Web page and app entries:
<<<<

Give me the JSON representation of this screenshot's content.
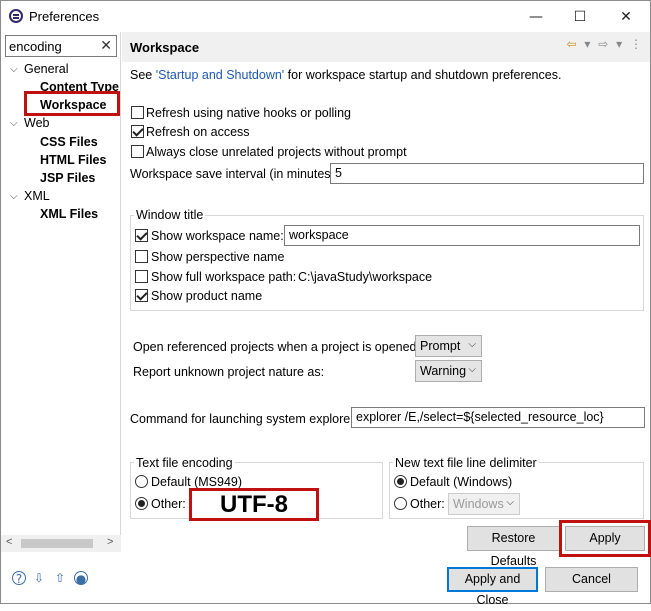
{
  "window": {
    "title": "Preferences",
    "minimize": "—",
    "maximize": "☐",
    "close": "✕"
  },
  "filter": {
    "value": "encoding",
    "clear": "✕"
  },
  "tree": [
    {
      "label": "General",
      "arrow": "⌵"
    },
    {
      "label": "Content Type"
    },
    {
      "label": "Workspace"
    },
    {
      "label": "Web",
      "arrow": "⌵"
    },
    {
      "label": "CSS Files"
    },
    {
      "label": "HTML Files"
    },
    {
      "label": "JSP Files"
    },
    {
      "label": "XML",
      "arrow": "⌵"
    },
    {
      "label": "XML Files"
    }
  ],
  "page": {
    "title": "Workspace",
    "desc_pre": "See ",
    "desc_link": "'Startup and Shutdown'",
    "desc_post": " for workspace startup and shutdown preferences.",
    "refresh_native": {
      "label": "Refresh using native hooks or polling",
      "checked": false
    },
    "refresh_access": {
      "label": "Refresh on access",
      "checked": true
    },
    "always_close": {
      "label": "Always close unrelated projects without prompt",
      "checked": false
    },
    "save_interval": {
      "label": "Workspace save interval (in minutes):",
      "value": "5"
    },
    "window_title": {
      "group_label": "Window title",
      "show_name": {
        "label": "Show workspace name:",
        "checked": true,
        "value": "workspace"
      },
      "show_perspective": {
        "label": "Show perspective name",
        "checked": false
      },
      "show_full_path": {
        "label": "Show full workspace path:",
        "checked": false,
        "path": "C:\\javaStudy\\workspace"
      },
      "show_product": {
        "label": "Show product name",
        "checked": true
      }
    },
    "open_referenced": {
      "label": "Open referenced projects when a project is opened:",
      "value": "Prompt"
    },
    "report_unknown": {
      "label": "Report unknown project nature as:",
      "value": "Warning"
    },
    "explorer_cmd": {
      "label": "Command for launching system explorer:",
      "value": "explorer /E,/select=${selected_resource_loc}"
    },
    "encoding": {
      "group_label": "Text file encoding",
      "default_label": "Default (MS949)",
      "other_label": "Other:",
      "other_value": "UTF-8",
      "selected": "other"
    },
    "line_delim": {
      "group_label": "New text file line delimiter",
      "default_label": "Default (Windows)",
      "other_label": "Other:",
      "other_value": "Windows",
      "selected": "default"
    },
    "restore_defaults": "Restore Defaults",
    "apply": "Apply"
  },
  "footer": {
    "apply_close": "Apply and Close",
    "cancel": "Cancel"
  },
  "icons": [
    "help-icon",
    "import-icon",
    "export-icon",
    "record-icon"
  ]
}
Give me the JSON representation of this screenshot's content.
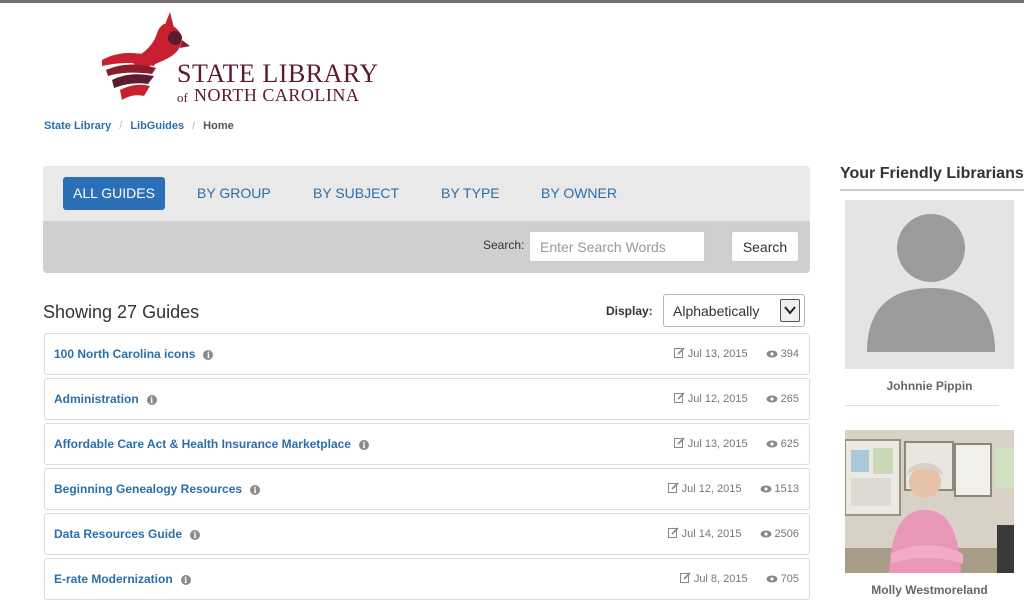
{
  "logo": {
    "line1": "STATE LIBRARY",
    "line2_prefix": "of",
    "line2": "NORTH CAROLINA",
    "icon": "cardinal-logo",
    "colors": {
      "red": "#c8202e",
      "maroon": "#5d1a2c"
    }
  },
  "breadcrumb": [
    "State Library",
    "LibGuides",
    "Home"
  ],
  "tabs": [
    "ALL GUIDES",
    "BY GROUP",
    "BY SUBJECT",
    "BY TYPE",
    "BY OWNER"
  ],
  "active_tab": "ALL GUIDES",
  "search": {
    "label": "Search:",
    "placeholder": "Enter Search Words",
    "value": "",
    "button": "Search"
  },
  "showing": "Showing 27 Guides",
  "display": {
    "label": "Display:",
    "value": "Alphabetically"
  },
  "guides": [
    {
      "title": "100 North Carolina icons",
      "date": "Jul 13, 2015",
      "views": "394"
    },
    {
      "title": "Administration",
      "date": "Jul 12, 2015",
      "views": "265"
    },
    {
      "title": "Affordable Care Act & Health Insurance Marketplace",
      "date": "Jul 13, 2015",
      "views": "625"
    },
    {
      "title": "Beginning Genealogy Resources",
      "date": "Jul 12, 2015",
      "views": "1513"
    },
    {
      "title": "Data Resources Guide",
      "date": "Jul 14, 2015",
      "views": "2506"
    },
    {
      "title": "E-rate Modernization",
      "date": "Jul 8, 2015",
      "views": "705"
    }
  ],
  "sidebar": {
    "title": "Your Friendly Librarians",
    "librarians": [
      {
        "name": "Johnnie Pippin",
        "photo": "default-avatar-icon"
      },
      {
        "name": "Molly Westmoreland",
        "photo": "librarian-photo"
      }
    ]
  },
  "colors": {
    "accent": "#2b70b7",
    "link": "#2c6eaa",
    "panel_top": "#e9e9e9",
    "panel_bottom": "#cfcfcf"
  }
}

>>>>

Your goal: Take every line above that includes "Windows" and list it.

Response to this exercise:
      "default_label": "Default (Windows)",
      "other_value": "Windows",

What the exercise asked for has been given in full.